- _WHAT IS EXPECTED_: For the data below, the lines that hold "Oshine" should be counted; only the resulting number is expected.

(Web page and app entries)
▼

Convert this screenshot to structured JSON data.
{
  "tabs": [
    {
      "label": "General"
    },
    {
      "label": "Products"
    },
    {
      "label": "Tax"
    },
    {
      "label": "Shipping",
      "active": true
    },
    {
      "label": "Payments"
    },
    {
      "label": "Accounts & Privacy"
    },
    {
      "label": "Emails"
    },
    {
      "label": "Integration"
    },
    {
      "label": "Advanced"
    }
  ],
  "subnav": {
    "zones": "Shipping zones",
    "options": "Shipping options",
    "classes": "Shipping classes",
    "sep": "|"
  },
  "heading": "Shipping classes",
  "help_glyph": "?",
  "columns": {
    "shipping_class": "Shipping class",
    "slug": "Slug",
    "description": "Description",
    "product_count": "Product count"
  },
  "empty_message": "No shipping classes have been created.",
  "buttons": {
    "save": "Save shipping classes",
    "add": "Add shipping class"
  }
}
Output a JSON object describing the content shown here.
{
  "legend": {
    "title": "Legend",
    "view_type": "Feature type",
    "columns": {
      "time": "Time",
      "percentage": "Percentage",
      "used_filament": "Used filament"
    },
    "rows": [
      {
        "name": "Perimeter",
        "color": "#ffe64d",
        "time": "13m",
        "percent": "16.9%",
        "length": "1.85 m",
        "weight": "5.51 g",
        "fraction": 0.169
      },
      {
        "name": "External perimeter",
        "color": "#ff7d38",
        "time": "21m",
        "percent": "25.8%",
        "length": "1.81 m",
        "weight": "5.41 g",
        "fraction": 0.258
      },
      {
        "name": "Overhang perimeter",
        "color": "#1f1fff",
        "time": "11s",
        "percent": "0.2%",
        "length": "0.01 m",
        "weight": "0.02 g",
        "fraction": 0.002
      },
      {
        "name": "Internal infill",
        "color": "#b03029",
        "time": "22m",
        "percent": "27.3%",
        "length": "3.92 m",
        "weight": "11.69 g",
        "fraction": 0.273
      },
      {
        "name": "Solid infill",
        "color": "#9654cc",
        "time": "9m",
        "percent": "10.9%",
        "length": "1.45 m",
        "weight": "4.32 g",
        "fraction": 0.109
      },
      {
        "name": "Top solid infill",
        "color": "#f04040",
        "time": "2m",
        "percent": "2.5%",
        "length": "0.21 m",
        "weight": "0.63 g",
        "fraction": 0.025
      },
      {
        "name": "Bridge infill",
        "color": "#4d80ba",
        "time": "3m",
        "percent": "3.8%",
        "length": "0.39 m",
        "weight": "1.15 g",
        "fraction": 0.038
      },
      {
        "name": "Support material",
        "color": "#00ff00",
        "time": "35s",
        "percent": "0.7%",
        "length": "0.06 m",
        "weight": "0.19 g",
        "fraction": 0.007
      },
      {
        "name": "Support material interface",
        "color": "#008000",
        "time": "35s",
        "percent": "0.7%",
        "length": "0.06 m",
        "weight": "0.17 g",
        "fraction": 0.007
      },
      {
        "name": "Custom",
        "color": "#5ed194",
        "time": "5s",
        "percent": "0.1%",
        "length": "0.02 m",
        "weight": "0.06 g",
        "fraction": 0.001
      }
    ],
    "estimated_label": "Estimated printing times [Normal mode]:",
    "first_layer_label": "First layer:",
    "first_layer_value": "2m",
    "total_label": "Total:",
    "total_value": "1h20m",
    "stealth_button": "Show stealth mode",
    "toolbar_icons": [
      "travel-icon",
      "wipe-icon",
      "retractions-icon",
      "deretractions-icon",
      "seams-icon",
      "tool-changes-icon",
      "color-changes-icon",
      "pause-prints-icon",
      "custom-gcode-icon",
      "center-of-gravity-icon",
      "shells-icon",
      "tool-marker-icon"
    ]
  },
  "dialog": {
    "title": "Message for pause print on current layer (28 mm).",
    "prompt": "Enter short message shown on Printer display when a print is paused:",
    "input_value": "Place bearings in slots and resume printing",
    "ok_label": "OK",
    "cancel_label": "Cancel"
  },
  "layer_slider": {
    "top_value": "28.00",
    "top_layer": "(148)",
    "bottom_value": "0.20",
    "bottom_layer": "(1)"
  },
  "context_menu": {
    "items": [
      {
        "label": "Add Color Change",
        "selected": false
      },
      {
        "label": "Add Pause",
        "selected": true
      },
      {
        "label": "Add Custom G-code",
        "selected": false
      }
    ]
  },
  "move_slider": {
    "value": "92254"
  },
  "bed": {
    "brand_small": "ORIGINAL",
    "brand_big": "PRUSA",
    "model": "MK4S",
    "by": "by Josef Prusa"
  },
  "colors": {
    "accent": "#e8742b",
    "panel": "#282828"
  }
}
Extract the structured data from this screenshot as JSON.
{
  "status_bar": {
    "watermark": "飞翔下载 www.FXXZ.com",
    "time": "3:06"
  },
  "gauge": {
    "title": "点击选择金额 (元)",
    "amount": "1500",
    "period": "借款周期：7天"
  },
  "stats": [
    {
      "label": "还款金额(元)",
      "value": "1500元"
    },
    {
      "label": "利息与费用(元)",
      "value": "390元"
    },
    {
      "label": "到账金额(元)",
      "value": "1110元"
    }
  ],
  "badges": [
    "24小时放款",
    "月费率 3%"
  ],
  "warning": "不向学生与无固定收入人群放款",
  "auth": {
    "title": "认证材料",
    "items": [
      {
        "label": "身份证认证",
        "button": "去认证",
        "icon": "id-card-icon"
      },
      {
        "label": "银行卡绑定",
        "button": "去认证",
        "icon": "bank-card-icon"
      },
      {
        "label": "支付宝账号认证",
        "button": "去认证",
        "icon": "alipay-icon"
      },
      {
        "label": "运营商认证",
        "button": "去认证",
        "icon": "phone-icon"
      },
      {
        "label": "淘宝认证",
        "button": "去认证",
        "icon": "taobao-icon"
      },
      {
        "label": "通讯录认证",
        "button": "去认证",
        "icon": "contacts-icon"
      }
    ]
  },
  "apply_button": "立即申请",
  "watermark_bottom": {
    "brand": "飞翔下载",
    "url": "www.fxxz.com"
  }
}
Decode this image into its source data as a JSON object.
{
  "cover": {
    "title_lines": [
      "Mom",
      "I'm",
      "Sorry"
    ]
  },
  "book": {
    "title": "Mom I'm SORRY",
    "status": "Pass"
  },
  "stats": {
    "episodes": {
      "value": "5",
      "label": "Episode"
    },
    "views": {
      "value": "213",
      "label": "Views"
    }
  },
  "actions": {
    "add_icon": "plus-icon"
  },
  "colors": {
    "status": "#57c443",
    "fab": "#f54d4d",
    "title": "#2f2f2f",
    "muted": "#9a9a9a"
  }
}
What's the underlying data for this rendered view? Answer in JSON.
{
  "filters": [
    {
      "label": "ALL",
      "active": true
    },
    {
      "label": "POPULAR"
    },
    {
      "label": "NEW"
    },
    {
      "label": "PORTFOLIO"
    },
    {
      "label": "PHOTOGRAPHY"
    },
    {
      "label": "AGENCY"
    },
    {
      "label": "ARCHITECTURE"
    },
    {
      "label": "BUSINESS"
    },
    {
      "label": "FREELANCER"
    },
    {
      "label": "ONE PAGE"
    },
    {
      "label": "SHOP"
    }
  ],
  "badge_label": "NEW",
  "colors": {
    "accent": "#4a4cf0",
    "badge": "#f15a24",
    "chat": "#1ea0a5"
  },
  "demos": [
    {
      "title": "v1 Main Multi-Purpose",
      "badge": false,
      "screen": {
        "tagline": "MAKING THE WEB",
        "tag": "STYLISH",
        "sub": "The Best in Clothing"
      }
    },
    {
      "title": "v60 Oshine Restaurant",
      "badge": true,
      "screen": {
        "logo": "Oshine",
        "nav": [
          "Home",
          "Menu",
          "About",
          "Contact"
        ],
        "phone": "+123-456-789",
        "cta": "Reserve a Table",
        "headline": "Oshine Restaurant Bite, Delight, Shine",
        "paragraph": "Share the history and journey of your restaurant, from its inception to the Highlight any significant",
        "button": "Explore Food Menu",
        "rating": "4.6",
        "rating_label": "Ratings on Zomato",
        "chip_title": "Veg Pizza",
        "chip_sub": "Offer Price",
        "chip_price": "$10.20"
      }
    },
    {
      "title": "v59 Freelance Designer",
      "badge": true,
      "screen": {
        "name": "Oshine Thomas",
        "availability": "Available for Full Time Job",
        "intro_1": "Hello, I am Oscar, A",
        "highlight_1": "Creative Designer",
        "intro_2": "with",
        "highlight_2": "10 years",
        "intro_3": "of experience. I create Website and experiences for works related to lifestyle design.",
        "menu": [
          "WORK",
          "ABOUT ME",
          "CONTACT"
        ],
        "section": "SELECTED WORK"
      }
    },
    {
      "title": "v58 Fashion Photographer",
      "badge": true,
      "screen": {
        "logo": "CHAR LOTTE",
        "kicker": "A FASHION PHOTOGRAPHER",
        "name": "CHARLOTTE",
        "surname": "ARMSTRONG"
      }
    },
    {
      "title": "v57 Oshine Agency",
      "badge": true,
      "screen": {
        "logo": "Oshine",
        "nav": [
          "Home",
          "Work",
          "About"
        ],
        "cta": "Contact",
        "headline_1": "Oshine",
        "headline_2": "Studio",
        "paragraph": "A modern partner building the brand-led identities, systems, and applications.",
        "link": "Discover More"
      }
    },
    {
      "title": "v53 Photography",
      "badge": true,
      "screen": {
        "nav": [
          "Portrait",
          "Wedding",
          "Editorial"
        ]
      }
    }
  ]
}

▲

- _TASK RESULT_: 7